■ What you will do:
Report each line from the entries in which "директор" can be found.

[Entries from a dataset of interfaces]

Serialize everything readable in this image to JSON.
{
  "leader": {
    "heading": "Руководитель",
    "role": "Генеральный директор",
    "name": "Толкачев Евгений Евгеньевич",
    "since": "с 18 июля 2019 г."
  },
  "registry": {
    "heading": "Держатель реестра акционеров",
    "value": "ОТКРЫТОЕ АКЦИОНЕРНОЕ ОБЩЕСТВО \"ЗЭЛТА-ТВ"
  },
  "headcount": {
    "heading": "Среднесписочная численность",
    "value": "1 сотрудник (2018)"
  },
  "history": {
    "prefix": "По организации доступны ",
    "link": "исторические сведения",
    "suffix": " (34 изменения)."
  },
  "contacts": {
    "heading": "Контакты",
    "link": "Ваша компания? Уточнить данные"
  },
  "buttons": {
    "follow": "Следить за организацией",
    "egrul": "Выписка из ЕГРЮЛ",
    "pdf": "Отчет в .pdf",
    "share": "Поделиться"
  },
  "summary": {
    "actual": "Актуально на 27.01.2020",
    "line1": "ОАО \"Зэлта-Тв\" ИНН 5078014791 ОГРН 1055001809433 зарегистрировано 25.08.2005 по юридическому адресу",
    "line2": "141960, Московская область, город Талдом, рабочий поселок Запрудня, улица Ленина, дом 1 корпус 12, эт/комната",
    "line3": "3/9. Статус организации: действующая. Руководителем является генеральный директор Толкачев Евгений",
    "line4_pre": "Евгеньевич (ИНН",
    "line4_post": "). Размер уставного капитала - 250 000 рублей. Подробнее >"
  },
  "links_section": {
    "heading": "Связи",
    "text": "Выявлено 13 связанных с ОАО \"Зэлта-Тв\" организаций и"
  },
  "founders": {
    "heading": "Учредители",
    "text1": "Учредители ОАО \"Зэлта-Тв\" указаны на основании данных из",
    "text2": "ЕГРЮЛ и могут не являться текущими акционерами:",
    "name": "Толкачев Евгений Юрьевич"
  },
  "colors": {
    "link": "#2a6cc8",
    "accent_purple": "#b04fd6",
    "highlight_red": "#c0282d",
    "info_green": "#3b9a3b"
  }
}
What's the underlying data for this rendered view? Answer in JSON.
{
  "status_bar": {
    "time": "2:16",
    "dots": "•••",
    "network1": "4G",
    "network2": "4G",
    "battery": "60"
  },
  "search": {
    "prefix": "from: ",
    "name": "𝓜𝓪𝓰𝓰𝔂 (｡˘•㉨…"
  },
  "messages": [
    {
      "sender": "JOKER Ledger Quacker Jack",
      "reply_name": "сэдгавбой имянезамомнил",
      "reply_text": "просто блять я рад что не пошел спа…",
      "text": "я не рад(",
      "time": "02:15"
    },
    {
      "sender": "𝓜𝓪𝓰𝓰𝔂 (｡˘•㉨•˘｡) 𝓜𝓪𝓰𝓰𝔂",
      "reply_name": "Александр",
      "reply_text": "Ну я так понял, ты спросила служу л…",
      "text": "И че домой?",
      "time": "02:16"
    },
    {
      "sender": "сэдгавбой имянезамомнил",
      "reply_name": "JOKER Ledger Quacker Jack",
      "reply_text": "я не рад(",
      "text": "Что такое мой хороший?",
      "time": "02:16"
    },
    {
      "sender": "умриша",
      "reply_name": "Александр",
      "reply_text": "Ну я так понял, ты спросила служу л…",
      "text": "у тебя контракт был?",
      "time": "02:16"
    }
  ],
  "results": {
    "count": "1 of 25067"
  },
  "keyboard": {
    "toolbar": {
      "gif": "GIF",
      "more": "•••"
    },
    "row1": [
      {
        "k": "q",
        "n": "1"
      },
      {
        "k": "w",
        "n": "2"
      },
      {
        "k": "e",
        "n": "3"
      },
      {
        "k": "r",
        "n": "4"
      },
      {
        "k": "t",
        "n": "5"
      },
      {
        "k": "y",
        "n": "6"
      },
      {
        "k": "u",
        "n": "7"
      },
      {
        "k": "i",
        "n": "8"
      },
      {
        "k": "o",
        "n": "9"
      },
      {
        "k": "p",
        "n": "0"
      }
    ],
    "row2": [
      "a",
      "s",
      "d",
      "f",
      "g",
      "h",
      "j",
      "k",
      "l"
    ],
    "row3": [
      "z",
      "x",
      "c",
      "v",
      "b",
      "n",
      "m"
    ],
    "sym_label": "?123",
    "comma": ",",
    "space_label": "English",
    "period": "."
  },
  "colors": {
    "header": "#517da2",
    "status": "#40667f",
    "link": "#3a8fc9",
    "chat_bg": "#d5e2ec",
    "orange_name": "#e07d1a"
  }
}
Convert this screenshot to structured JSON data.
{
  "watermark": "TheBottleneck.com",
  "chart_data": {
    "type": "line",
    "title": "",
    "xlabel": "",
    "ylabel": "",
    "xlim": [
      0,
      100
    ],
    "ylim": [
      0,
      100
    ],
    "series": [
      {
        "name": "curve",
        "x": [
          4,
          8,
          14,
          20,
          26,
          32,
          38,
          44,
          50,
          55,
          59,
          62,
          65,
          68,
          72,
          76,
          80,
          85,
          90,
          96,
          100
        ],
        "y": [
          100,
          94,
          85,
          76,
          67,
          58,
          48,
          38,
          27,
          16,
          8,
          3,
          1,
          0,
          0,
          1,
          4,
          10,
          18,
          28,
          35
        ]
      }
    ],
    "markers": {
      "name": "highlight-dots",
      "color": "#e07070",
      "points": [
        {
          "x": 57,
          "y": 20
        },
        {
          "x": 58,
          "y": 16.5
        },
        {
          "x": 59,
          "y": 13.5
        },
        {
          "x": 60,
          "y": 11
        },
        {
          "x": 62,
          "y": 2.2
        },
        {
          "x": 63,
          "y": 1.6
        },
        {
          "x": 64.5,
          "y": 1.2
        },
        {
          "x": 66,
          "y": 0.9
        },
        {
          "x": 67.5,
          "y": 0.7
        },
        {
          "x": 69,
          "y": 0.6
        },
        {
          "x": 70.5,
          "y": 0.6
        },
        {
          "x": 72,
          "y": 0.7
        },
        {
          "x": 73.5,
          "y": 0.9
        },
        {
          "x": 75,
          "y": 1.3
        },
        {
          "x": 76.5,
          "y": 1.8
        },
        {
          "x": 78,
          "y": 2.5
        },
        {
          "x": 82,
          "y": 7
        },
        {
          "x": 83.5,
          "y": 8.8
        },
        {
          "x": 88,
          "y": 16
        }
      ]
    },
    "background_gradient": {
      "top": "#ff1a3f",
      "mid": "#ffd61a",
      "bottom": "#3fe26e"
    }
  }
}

■ Completed task:
    "role": "Генеральный директор",
    "line3": "3/9. Статус организации: действующая. Руководителем является генеральный директор Толкачев Евгений",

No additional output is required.